An intrepid mountain man stands ready to handle a gun to repel attackers if necessary … or work a crossword during the long, dreary hours of standing watch. Note clothing made from fibers of native plants. Countless hours of staring into the relentless sun of the plains have left this rugged old frontiersman with a network of small wrinkles around the eyes.
It was a really cool thing to see, and I'm glad we went. It was the idea of my wife, bless her, who underestimated the distance.

Monday, May 3, 2010

Ayyyy, Califa

I pilfered this vidlink from the comments on Calculated Risk:

Girl talking is like some Saturday Night Live character, but I fear she's for real.

Funny thing happened

to my wife this morning. In the comments section of this story on the Vicad site, she posted to ask the immigration status of the principals in the shooting. The victim has a Nahuatl-sounding name, Caltzontzin, and the little gem pictured in the story, the one accused of doing the shooting, has facial tats like those you see on Mara Salvatrucha gangsters. So, her question, respectfully put, seemed worth asking. She was zapped from the site with a note that she had violated terms.
In this time when the racialist pressure groups are working themselves into a purple frenzy about the new Arizona law and the big papers are damning proponents of the law as evil racists, it seems a reasonable question to ask and bears directly on current events, maybe even illustrating some reasons for a wish for stricter border enforcement. Too bad the Vicad management didn't think so. Maybe the two were born right here in DeTar and went to school at Memorial, right? Truth is, most newspapers will twist themselves into pretzels to avoid telling us details that show immigrants, papered or unpapered, as anything but hard-working saints, just toiling away in their vibrant neighborhoods but ever fearful of the wicked and oppressive immigration enforcers. The story has a new little tag in a short graf telling us that more info will be coming later. The comments section seems to be closed. They really, really, truly want to foster an open discussion of current questions, but don't ever say anything they don't like in this open discussion.

Sunday, May 2, 2010

Road trip, road trip - I

We just made a pretty good one-week run – from **Adrift almost due north for 860 miles to Cuba, Kan., to look at a house that had captured my interest.
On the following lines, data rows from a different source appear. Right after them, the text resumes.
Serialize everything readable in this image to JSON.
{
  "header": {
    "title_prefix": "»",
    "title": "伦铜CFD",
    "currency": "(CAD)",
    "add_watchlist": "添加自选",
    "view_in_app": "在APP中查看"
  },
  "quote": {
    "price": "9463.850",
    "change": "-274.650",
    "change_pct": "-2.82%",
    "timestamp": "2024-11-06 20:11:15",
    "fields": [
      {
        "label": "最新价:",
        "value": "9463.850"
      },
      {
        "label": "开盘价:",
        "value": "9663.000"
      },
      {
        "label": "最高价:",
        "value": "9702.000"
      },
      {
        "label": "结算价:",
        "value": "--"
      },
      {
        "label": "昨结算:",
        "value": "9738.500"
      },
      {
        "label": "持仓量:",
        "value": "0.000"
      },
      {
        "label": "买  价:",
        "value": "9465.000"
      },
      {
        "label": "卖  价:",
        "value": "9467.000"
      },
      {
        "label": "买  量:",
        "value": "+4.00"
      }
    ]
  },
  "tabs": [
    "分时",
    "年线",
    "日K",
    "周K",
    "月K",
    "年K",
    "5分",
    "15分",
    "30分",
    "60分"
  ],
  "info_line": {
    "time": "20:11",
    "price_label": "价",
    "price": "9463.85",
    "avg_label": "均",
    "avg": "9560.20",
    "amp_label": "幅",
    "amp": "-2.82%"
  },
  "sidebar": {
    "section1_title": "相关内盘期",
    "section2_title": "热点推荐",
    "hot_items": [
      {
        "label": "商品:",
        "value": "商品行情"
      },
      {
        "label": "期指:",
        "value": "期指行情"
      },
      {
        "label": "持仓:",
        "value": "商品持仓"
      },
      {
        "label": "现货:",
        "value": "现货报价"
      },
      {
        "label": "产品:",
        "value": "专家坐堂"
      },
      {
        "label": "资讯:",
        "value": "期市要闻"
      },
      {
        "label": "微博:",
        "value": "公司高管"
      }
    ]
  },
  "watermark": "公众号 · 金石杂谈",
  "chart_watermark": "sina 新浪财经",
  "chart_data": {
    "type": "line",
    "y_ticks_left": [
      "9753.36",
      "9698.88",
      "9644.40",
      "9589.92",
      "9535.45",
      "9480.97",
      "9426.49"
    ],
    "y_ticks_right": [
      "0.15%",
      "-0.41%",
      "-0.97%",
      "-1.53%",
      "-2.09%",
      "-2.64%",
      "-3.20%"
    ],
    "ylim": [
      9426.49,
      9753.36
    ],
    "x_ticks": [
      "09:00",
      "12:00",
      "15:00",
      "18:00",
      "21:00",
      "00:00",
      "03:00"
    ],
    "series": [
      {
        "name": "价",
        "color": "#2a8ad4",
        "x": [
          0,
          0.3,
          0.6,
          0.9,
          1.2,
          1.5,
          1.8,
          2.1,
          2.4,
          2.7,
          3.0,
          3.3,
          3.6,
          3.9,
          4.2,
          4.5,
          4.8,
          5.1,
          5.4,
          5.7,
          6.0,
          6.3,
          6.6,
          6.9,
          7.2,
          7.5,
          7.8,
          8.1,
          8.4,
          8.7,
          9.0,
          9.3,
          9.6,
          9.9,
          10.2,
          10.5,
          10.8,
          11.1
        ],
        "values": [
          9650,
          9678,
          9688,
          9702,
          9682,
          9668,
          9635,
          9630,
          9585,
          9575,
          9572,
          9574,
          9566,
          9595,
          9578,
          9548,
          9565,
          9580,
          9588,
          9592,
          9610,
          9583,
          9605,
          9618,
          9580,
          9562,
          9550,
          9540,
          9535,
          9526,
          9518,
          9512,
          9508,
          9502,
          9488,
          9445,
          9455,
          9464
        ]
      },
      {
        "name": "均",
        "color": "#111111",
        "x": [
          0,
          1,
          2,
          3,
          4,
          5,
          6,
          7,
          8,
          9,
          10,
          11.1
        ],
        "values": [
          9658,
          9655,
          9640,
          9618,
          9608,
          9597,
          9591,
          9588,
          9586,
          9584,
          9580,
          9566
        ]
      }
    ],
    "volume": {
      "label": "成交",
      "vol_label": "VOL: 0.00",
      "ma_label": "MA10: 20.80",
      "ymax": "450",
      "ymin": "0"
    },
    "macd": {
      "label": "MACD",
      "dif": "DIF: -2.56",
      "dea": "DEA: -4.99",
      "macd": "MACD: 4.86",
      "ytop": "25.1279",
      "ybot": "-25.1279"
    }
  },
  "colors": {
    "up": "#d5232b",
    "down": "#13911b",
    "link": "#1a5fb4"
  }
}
Little house has around 40 fruit trees, garden beds, and a total of almost an acre and a half of land appended, as documented in the pictures above. Cuba, Kan., is a little bitty town, a Czech and German village, like so many around here, but right up on the Nebraska line. Things are cheap there.
In the spirit of a road trip, we slid on across the Nebraska line to tack on another state.
We spent our first night in Guthrie, Okla., a right pretty place for Okielandia, with lots of old houses and some nice old buildings. Guthrie is worth another look someday.